The Legal Value of Fiscal Sponsorship: A Proposal of New Law

Emma Geering Volume 72, Issue 5, 1605-1636 With social conscientiousness as a core value, American society has utilized nonprofit organizations to motivate social change. But as resources are finite and expertise in the complex legal, operational, and organizational nature of charitable organizations is limited, startup or small and local...

Commercial Law Intersections

Giuliano G. Castellano & Andrea Tosato Volume 72, Issue 4, 999-1054 Commercial law is not a single, monolithic entity. It has grown into a dense thicket of subject-specific branches that govern a broad range of transactions and corporate actions.

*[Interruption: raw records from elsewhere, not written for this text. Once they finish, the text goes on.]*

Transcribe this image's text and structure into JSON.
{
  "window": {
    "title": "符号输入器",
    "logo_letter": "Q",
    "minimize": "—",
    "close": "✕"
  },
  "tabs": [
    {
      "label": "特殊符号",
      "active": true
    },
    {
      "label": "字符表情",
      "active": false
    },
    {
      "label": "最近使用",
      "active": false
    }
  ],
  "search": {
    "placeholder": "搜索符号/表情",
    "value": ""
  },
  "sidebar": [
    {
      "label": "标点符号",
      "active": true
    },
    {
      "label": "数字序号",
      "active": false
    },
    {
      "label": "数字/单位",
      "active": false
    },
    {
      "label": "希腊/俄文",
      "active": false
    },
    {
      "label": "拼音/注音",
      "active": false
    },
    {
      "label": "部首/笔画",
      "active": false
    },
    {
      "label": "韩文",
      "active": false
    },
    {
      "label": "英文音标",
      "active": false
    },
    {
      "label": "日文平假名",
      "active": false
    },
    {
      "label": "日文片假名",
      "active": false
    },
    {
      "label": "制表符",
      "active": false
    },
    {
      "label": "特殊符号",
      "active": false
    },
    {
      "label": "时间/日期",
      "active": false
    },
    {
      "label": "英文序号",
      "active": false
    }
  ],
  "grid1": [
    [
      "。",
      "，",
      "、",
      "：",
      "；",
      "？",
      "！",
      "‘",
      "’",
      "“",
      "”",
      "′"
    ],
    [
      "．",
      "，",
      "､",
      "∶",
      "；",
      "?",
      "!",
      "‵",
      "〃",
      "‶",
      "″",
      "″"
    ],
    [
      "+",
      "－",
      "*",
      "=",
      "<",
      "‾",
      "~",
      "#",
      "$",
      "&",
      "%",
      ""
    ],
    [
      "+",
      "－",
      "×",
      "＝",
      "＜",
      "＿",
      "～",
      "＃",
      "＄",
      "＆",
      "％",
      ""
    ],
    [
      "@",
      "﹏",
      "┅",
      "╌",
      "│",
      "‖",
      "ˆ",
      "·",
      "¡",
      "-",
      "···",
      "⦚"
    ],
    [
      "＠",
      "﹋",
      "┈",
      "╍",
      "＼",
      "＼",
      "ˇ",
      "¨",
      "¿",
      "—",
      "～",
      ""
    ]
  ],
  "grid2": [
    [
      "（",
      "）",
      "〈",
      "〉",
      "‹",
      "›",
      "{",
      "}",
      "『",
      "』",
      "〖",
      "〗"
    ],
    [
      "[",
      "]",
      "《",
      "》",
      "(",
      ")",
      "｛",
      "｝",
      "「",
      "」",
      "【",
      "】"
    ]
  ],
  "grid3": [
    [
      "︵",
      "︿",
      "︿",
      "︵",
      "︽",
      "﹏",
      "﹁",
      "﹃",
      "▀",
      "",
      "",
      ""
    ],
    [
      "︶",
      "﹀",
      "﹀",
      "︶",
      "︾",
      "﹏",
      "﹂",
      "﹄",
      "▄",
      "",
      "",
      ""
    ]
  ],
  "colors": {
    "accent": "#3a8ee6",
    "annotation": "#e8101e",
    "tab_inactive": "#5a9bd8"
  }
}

When one of such dealings or activities falls concurrently within the purview of two or more of...

Damages for Noneconomic Harm in Intellectual Property Law

Thomas F. Cotter Volume 72, Issue 4, 1055-1120 This Article provides a comprehensive analysis of awards of “noneconomic” damages for reputational and emotional harm in intellectual property (IP) law, including trademarks, copyright and moral rights, the right of publicity, and patent law. The Article discusses, among other matters, the Second...

Transplanting Fair Use Across the Globe: A Case Study Testing the Credibility of U.S. Opposition

Niva Elkin-Koren & Neil Weinstock Netanel Volume 72, Issue 4, 1121-1182 The fair use privilege of United States copyright law long stood virtually alone among national copyright laws in providing a flexible, open-ended copyright exception. Most countries’ copyright statutes set out a list of narrowly defined exceptions to copyright owners’...
HASTINGS LAW JOURNAL

UNIVERSITY OF CALIFORNIA, HASTINGS COLLEGE OF THE LAW

About Hastings Law Journal

Since 1949, Hastings Law Journal has published scholarly articles, essays, and student Notes on a broad range of legal topics. With close to 100 members, HLJ publishes six issues each year reaching a large domestic and international audience. One of these issues may be dedicated to our periodic symposium, which features speeches, commentaries, and panel discussions on an area of current interest and development in the law.

UC Hastings’ flagship law review has contributed to the advancement of knowledge in legal thinking and case law through scholarly articles written by experts in the legal community. An occasional issue is devoted to a law symposium. Each Journal Volume publishes in December, February, April, May, June, and August.

Recent Mentions by the Supreme Court of the United States

Recent Mentions by the Supreme Court of California

  • De La Torre v. CashCall, Inc., 5 Cal 5th 966 (2018), citing Harry G. Prince, Unconscionability in California: A Need for Restraint and Consistency, from Volume 46.
  • Chen v. Los Angeles Truck Centers, LLC, 7 Cal. 5th 862 (2019), citing Gregory E. Smith, Choice of Law in the United States, from Volume 38. 
  • City of Oroville v. Superior Court, 7 Cal. 5th 1091 (2019), citing Arvo Van Alstyne, Inverse Condemnation: Unintended Physical Damage, from Volume 20.

SCOCAblog

The Hastings Law Journal works jointly with Berkeley Law’s California Constitution Center to produce publications focused on substantive coverage of the Supreme Court of California.  We analyze cases and issues before the court, and report news about the court itself.  The contributors include former justices of the court, academics, and advocates experienced in appellate practice before the state high court.

View the most recent posts here.

RECENT ISSUES

Race and Equity in the Age of Unicorns

Lynnise E. Phillips Pantin Volume 72, Issue 5, 1453-1510 This Article critically examines startup culture and its legal predicates. The Article analyzes innovation culture as a whole and uses the downfall of Theranos to illustrate the deficiencies in Silicon Valley...

read more

Commercial Law Intersections

Giuliano G. Castellano & Andrea Tosato Volume 72, Issue 4, 999-1054 Commercial law is not a single, monolithic entity. It has grown into a dense thicket of subject-specific branches that govern a broad range of transactions and corporate actions. When one of such...

read more